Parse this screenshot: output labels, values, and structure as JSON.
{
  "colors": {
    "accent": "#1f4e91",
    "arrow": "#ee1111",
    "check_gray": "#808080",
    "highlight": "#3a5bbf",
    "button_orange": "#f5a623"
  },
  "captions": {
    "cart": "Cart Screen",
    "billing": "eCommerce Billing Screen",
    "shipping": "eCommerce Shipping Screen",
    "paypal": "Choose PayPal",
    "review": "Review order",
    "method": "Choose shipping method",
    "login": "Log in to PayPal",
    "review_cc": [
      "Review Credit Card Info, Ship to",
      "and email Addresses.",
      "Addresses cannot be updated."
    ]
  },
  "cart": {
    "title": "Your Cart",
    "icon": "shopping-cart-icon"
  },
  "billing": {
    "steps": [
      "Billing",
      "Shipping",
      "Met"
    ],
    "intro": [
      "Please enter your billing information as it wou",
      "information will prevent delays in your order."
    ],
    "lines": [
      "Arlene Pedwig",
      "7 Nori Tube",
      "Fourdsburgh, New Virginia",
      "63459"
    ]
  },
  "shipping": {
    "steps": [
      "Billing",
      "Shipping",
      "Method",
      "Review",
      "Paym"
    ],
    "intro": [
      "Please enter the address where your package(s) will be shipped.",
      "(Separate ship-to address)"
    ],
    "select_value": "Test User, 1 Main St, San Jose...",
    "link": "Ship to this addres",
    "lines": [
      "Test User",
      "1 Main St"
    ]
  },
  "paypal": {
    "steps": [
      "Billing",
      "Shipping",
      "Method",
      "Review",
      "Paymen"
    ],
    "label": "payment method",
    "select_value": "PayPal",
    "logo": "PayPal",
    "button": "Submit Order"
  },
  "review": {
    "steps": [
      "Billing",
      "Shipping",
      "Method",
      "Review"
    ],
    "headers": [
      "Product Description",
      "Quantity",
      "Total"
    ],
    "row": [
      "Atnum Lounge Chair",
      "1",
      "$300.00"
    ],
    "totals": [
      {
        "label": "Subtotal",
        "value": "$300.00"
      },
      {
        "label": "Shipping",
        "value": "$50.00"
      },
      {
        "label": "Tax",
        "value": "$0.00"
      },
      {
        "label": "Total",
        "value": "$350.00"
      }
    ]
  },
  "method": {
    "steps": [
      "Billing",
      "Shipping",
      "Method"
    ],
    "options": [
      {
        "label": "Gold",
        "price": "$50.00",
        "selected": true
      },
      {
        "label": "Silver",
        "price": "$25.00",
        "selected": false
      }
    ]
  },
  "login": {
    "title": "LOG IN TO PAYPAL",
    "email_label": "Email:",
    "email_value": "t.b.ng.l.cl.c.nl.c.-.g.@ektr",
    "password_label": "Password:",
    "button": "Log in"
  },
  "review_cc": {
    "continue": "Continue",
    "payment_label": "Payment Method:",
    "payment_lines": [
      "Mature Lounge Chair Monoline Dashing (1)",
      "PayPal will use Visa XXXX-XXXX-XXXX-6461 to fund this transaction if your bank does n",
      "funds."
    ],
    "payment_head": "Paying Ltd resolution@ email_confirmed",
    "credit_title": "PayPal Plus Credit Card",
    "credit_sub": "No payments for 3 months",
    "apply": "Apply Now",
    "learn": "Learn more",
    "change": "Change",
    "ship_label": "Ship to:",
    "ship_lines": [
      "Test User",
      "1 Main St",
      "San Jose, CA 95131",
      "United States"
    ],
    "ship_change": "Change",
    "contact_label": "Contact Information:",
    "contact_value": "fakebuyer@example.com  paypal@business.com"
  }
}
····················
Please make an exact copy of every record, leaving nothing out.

• FINISHED TASK:
Parse this screenshot: output labels, values, and structure as JSON.
{
  "colors": {
    "accent": "#1f4e91",
    "arrow": "#ee1111",
    "check_gray": "#808080",
    "highlight": "#3a5bbf",
    "button_orange": "#f5a623"
  },
  "captions": {
    "cart": "Cart Screen",
    "billing": "eCommerce Billing Screen",
    "shipping": "eCommerce Shipping Screen",
    "paypal": "Choose PayPal",
    "review": "Review order",
    "method": "Choose shipping method",
    "login": "Log in to PayPal",
    "review_cc": [
      "Review Credit Card Info, Ship to",
      "and email Addresses.",
      "Addresses cannot be updated."
    ]
  },
  "cart": {
    "title": "Your Cart",
    "icon": "shopping-cart-icon"
  },
  "billing": {
    "steps": [
      "Billing",
      "Shipping",
      "Met"
    ],
    "intro": [
      "Please enter your billing information as it wou",
      "information will prevent delays in your order."
    ],
    "lines": [
      "Arlene Pedwig",
      "7 Nori Tube",
      "Fourdsburgh, New Virginia",
      "63459"
    ]
  },
  "shipping": {
    "steps": [
      "Billing",
      "Shipping",
      "Method",
      "Review",
      "Paym"
    ],
    "intro": [
      "Please enter the address where your package(s) will be shipped.",
      "(Separate ship-to address)"
    ],
    "select_value": "Test User, 1 Main St, San Jose...",
    "link": "Ship to this addres",
    "lines": [
      "Test User",
      "1 Main St"
    ]
  },
  "paypal": {
    "steps": [
      "Billing",
      "Shipping",
      "Method",
      "Review",
      "Paymen"
    ],
    "label": "payment method",
    "select_value": "PayPal",
    "logo": "PayPal",
    "button": "Submit Order"
  },
  "review": {
    "steps": [
      "Billing",
      "Shipping",
      "Method",
      "Review"
    ],
    "headers": [
      "Product Description",
      "Quantity",
      "Total"
    ],
    "row": [
      "Atnum Lounge Chair",
      "1",
      "$300.00"
    ],
    "totals": [
      {
        "label": "Subtotal",
        "value": "$300.00"
      },
      {
        "label": "Shipping",
        "value": "$50.00"
      },
      {
        "label": "Tax",
        "value": "$0.00"
      },
      {
        "label": "Total",
        "value": "$350.00"
      }
    ]
  },
  "method": {
    "steps": [
      "Billing",
      "Shipping",
      "Method"
    ],
    "options": [
      {
        "label": "Gold",
        "price": "$50.00",
        "selected": true
      },
      {
        "label": "Silver",
        "price": "$25.00",
        "selected": false
      }
    ]
  },
  "login": {
    "title": "LOG IN TO PAYPAL",
    "email_label": "Email:",
    "email_value": "t.b.ng.l.cl.c.nl.c.-.g.@ektr",
    "password_label": "Password:",
    "button": "Log in"
  },
  "review_cc": {
    "continue": "Continue",
    "payment_label": "Payment Method:",
    "payment_lines": [
      "Mature Lounge Chair Monoline Dashing (1)",
      "PayPal will use Visa XXXX-XXXX-XXXX-6461 to fund this transaction if your bank does n",
      "funds."
    ],
    "payment_head": "Paying Ltd resolution@ email_confirmed",
    "credit_title": "PayPal Plus Credit Card",
    "credit_sub": "No payments for 3 months",
    "apply": "Apply Now",
    "learn": "Learn more",
    "change": "Change",
    "ship_label": "Ship to:",
    "ship_lines": [
      "Test User",
      "1 Main St",
      "San Jose, CA 95131",
      "United States"
    ],
    "ship_change": "Change",
    "contact_label": "Contact Information:",
    "contact_value": "fakebuyer@example.com  paypal@business.com"
  }
}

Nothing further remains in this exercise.